But, if you’ve had experience with C++ this video could be a great refresher–and you might even learn some new things on the way.
Complete beginners should stay away, those with some experience can give it a shot and see if they can keep up. He shows you the commands and quickly and simply explains why he’s doing what he’s doing, but there’s no coddling.
It’s less like Banas is holding your hand, and more like Banas is sounding his location by snapping his hands in a dark room. If you’re familiar with the room(or C++) it will be a lot easier for you to track his location (or keep up with the tutorial).
The C++ tutorials over at Tutorials Point seem pretty solid. The syntax is a little wonky in spots, but not in a way that makes the text-based tutorials hard to understand.
It’s a missing article here or there, or an inverted phrasing–the kinds of slipups that come with learning English as a second language, and getting pretty dang close to mastering it.
A neat feature involves the practice examples featured in the tutorials. There’s a “Try It” option in the majority of the C++ example boxes. When you click on that, it brings up an in-browser window with the complete C++ code from the example on top and the executed code on the bottom.
You’re able to delete the code in the top box and input the code from the example yourself. Then you can hit “execute” and the window will run your code, showing you whether or not you input the code correctly. It’s convenient if you aren’t trying to save or compile all of your completed examples.
This website has tutorials for getting started with C and C++. If you’re brand new to C++, the author of the site recommends you buy his ebook, titled “Jumping into C++,” as he claims it’s a more complete tutorial guide than the free tutorial he provides online.
You might want to give the free tutorial a stab before you go dropping money on an ebook. Or go back and check out the LearnCPP tutorial at the beginning of this guide before tapping into the tutorial at Cprogramming.
Aside from covering different C++ topics, the site also has a “practice” section. You can solve practice problems and take quizzes to test your C++ programming knowledge.
The site’s author also built a “resources” section. This has links to the source code page, source code snippets page, C++ tips page, and even a “finding a job” page.
All in all, there’s a healthy dose of information available here, and there are some resources outside of the standard tutorials to help you hone your C++ skills. As you become more familiar with C++, give this site a look.
Udemy has a free C++ course titled “C++ Tutorial for Complete Beginners.” It’s a course that shows “how to program in the popular (and tricky!) C++ programming language, for complete beginners.”
Enrollment in this course is free. Despite the lack of a price tag, or maybe because of it, it received an average of 4.5 out of 5 stars (from 5,001 ratings). Over 75,800 students have enrolled in the history of this particular course.
The course assumes only basic computer knowledge. You do need to be computer literate, but you don’t need to have programming experience.
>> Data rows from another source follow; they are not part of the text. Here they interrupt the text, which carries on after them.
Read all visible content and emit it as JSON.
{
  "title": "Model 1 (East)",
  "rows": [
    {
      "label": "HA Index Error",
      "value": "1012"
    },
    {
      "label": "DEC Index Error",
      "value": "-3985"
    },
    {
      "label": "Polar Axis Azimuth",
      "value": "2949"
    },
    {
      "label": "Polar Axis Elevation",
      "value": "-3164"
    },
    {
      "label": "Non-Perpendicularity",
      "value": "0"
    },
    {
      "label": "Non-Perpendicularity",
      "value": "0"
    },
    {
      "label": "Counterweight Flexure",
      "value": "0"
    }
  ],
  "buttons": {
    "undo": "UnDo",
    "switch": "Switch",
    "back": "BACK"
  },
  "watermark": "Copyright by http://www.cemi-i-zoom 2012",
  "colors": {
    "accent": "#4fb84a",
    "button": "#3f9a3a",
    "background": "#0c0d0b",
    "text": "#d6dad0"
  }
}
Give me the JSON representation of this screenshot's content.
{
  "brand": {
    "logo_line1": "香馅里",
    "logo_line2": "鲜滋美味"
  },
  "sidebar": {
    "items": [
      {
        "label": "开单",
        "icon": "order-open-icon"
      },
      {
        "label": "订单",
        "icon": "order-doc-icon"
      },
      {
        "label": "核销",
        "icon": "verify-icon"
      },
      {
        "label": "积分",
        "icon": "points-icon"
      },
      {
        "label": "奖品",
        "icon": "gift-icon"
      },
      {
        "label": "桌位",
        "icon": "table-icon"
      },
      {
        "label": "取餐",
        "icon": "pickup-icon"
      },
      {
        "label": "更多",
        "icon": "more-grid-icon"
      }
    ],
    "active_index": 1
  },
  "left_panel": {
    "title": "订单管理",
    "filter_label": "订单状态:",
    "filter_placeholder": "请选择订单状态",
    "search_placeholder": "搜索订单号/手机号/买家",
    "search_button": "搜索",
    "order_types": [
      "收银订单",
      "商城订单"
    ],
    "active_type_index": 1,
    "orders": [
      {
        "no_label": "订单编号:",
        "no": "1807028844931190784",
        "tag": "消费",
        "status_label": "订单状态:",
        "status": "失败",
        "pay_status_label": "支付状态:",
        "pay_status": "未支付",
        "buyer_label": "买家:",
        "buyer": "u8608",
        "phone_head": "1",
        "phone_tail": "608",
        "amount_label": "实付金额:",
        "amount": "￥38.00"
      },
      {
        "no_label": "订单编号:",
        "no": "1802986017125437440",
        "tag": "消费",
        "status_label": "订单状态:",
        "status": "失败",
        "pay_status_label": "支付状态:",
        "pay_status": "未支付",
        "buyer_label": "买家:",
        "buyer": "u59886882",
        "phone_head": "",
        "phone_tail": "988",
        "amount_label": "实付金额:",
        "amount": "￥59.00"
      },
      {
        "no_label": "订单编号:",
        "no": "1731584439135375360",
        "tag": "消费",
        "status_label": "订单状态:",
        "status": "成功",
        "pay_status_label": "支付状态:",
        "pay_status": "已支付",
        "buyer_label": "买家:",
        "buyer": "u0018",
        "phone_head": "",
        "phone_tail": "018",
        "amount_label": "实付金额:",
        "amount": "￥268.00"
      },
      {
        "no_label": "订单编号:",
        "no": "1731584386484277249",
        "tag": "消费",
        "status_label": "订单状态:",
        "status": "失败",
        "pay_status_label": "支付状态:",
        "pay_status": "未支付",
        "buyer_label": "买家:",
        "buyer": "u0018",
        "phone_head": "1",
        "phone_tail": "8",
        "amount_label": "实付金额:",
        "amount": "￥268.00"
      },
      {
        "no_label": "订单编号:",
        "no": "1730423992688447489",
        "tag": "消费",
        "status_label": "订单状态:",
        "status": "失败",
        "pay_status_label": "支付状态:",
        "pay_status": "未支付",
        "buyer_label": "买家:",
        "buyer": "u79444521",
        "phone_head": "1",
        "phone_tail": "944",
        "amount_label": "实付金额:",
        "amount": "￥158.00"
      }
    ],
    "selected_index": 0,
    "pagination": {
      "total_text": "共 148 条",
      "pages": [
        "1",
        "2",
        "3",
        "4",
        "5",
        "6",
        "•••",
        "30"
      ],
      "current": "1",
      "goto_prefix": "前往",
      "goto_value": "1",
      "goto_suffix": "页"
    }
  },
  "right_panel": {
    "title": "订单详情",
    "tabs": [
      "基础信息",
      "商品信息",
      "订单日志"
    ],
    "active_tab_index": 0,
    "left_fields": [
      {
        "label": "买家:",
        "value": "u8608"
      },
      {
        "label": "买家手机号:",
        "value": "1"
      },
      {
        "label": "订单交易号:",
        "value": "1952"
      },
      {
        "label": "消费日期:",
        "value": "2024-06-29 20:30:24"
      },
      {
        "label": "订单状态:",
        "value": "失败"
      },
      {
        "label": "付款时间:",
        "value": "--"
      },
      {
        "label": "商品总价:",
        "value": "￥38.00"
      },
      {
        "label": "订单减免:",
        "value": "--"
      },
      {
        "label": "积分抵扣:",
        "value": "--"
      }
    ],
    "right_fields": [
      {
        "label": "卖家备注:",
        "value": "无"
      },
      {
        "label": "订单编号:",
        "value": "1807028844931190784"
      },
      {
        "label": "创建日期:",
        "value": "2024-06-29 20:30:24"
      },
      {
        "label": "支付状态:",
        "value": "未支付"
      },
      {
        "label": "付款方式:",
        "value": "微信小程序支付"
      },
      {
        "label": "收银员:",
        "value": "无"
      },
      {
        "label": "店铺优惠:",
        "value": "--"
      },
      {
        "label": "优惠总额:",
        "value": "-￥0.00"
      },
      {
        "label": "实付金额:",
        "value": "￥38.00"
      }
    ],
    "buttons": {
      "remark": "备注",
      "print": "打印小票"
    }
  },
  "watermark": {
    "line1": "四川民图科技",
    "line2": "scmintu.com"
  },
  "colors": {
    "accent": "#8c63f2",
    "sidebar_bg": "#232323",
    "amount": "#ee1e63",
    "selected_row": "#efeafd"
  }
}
The course creator, John Purcell, calls C++ a tricky language, so he encourages you to bring both your patience and persistence.
By the end of the course, you’ll be able to develop C++ programs and even apply to C++ jobs with some potential for success. No guarantees, but this course certainly won’t hurt your chances.